I must highlight that I did not include odd/almost identical capacities such as 5050 BTU, 10500 BTU and 24500 BTU because they are not exactly an apple to apple comparison. I only take the exact same capacity in the effort to make my result as accurate as possible.
Furthermore, I excluded categories of cooling capacity such as 15000 BTU because there are not many models produced, too few data points available and thus, the result will not be fair.
In addition, we also can get a grasp on how many models of window air conditioners available from a brand for each category of cooling capacity from chart 2.
Identify High Wattage Window Air Conditioner Using a Rule of Thumb
From my database of over 100 models of window air conditioner, I got a pretty good multiplier for us to check if the wattage of a window air conditioner is on the high side or low side.
From 5000 BTU to 18000 BTU, a rule of thumb of 82 watts per 1,000 BTU indicates the low side of a window air conditioner watts. For instance, if a 6000 BTU window air conditioner uses 490W, we can say it uses a low wattage. On the other hand, if a 6000 BTU window air conditioner uses 535W, we can say it uses a high wattage.
For a 25000 BTU window air conditioner, you may use 96 watts per 1,000 BTU but the accuracy is questionable because I don’t have as much data as the models between 5000 BTU and 18000 BTU.

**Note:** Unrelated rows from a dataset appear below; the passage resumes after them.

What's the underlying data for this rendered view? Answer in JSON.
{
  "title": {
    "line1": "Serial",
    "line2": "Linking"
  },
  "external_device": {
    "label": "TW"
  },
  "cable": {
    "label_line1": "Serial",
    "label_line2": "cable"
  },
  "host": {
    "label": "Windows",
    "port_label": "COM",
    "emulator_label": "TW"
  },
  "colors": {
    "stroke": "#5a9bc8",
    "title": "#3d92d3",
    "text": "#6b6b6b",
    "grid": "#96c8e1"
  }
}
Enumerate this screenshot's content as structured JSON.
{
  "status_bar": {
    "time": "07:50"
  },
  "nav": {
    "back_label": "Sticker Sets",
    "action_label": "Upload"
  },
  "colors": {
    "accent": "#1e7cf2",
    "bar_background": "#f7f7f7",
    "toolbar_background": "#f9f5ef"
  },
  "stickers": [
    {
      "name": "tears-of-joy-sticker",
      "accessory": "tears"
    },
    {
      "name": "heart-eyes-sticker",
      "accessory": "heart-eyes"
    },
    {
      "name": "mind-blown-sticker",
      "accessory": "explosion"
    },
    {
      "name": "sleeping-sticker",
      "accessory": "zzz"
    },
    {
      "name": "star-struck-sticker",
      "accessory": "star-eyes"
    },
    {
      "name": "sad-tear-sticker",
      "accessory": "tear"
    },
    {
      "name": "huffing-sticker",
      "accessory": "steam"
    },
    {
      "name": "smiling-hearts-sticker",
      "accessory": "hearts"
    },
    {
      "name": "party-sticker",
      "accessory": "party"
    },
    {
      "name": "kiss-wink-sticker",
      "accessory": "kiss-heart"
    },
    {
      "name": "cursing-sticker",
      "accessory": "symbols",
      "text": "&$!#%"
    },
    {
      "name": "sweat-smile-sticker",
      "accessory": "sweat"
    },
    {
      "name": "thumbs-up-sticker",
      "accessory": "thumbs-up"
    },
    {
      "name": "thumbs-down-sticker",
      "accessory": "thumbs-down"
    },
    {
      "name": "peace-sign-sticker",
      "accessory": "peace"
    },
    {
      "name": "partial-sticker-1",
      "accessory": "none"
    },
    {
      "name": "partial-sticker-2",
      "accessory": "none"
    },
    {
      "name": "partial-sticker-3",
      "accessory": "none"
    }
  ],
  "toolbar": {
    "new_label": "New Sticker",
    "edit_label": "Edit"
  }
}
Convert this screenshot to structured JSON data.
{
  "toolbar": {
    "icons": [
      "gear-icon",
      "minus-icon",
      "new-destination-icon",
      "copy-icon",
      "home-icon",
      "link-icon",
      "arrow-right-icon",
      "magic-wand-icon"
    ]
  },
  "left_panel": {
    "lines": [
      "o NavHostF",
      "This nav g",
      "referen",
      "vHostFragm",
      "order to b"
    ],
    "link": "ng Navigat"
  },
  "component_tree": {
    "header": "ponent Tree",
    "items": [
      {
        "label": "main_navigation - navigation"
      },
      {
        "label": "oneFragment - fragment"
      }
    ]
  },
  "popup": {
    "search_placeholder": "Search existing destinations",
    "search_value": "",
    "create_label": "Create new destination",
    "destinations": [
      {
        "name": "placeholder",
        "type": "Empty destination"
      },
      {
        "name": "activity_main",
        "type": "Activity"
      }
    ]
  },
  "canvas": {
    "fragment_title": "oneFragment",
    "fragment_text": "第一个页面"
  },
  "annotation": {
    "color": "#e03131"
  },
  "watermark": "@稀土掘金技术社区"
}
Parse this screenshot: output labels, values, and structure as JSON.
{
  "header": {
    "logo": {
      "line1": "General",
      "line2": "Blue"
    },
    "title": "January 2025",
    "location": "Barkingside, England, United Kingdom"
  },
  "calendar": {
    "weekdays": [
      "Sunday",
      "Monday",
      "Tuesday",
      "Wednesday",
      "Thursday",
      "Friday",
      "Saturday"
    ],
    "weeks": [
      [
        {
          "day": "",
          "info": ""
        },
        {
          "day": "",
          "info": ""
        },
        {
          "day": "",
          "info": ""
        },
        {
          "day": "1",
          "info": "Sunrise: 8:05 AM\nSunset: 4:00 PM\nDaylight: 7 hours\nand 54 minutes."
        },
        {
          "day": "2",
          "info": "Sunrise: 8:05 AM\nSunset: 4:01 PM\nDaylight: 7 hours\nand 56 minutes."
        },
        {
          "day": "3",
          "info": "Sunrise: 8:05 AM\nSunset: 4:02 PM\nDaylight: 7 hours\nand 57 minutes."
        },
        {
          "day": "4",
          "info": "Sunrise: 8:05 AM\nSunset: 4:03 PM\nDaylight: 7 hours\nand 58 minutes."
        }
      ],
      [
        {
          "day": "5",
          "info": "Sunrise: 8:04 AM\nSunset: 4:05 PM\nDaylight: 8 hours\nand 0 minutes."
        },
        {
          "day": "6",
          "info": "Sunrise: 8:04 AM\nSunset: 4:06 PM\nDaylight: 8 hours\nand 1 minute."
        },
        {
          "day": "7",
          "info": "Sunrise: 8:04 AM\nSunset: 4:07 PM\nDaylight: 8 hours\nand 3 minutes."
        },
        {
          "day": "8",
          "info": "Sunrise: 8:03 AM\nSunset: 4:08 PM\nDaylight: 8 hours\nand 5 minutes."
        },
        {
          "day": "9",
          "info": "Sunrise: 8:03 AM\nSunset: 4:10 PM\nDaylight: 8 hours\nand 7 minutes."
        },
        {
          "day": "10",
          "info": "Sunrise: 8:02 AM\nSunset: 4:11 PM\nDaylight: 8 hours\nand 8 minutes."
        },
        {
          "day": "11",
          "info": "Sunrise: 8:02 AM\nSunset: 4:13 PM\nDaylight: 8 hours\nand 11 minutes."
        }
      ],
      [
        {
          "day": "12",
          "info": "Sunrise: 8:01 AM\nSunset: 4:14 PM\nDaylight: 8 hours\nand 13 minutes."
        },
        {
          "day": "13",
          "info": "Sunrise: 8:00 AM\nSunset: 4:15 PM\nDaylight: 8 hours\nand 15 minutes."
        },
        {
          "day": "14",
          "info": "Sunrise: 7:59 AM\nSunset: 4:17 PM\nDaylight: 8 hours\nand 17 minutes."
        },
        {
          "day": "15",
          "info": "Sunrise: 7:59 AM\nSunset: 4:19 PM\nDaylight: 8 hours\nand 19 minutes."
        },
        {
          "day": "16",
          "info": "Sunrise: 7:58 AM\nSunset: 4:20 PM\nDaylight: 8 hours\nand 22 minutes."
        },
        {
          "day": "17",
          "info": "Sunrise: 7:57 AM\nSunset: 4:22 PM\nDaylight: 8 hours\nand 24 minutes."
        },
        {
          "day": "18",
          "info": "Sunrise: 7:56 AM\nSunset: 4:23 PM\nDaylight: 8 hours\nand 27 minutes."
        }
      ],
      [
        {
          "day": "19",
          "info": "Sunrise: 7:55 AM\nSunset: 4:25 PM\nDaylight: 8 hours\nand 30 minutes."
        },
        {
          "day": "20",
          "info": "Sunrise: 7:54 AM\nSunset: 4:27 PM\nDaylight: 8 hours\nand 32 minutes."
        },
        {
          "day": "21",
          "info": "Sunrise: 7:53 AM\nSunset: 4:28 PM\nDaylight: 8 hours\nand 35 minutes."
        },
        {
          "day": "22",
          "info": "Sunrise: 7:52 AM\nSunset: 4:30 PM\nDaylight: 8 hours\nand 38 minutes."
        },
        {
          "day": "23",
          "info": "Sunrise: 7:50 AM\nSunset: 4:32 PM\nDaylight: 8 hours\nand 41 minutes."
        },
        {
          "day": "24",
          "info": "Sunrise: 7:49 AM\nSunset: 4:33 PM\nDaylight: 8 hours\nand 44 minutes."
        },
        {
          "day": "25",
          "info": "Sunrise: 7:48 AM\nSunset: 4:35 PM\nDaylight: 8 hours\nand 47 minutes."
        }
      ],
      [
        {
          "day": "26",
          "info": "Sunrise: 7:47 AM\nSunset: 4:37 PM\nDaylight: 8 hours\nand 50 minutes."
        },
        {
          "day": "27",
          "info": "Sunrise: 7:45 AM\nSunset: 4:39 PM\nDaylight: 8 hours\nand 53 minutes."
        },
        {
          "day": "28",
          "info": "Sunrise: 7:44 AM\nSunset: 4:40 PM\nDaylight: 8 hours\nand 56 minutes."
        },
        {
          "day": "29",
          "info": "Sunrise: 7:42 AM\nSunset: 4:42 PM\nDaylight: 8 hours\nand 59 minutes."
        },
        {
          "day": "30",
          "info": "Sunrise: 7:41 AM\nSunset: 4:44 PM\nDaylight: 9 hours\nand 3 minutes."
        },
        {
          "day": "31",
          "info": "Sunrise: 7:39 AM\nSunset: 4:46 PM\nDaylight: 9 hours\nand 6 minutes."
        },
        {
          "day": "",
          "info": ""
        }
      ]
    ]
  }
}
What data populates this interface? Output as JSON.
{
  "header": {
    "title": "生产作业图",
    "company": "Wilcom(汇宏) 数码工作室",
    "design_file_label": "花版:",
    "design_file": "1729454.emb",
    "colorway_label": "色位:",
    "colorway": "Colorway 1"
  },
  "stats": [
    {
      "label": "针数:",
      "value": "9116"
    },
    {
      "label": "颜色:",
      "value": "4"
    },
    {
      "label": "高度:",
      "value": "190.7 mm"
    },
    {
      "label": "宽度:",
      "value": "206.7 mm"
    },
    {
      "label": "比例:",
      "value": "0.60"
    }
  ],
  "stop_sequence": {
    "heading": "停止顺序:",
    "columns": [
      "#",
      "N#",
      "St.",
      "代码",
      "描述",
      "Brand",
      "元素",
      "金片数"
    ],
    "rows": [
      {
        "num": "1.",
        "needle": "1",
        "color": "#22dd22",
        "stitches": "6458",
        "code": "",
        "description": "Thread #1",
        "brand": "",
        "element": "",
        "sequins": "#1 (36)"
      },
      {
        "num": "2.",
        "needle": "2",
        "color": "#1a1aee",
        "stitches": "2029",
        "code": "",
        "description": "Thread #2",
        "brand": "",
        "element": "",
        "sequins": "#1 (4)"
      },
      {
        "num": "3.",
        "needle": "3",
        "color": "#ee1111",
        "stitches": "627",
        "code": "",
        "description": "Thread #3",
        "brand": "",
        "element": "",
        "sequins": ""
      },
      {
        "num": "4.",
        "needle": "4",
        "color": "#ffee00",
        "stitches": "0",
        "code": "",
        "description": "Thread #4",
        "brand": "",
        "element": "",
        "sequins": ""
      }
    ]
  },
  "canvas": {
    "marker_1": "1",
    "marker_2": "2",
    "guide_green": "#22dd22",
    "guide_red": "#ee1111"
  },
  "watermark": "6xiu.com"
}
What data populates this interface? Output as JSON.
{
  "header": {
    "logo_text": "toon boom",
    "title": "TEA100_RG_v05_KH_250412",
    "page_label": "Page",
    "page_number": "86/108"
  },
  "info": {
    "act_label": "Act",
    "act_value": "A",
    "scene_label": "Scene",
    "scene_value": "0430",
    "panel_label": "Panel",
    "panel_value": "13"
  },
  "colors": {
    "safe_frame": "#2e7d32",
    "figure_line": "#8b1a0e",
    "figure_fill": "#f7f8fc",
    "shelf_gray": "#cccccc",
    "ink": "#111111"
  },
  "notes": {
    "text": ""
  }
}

Does Higher Wattage Mean Use More Electricity?
As mentioned earlier, higher wattage generally means use more electricity. However, the wattage of window air conditioners usually represents the power consumption during cooling or heating only and we have no idea of the power consumption during standby. Thus, to compare which window air conditioners will consume lesser electricity, we must use CEER.
Efficiency of Window Air Conditioner by Brand
Combined energy efficiency ratio or CEER is a measurement of the efficiency of a window air conditioner. By measuring the cooling capacity of a window air conditioner against its power consumption during cooling and standby, we get the CEER of the window air conditioner.
“Combined Energy Efficiency Ratio (CEER) is the ratio of measured cooling output (in BTU per hour) to measured average electrical energy input (in Watts) and measured standby/off-mode power consumption (in Watts.)”Energy Star, a government-backed symbol for energy efficiency.
I plotted the below bar chart from over 100 models of window air conditioner to compare the CEER of each brand by cooling capacity.
Generally, regardless of brand, window air conditioners with a cooling capacity of between 8000 BTU and 12000 BTU is most efficient due to averagely high CEER and thus, they consume less electricity. They mostly are above 12 CEER.
However, it doesn’t mean that we should use an 8000 BTU window air conditioner when 5000 BTU is sufficient just because of higher CEER. As we discussed earlier, the higher the cooling capacity, the more the power consumption. So, the best approach is the use the right size window air conditioner with the highest CEER.
This article was originally published on aircondlounge.com. Actions will be taken for unauthorised republication of this article.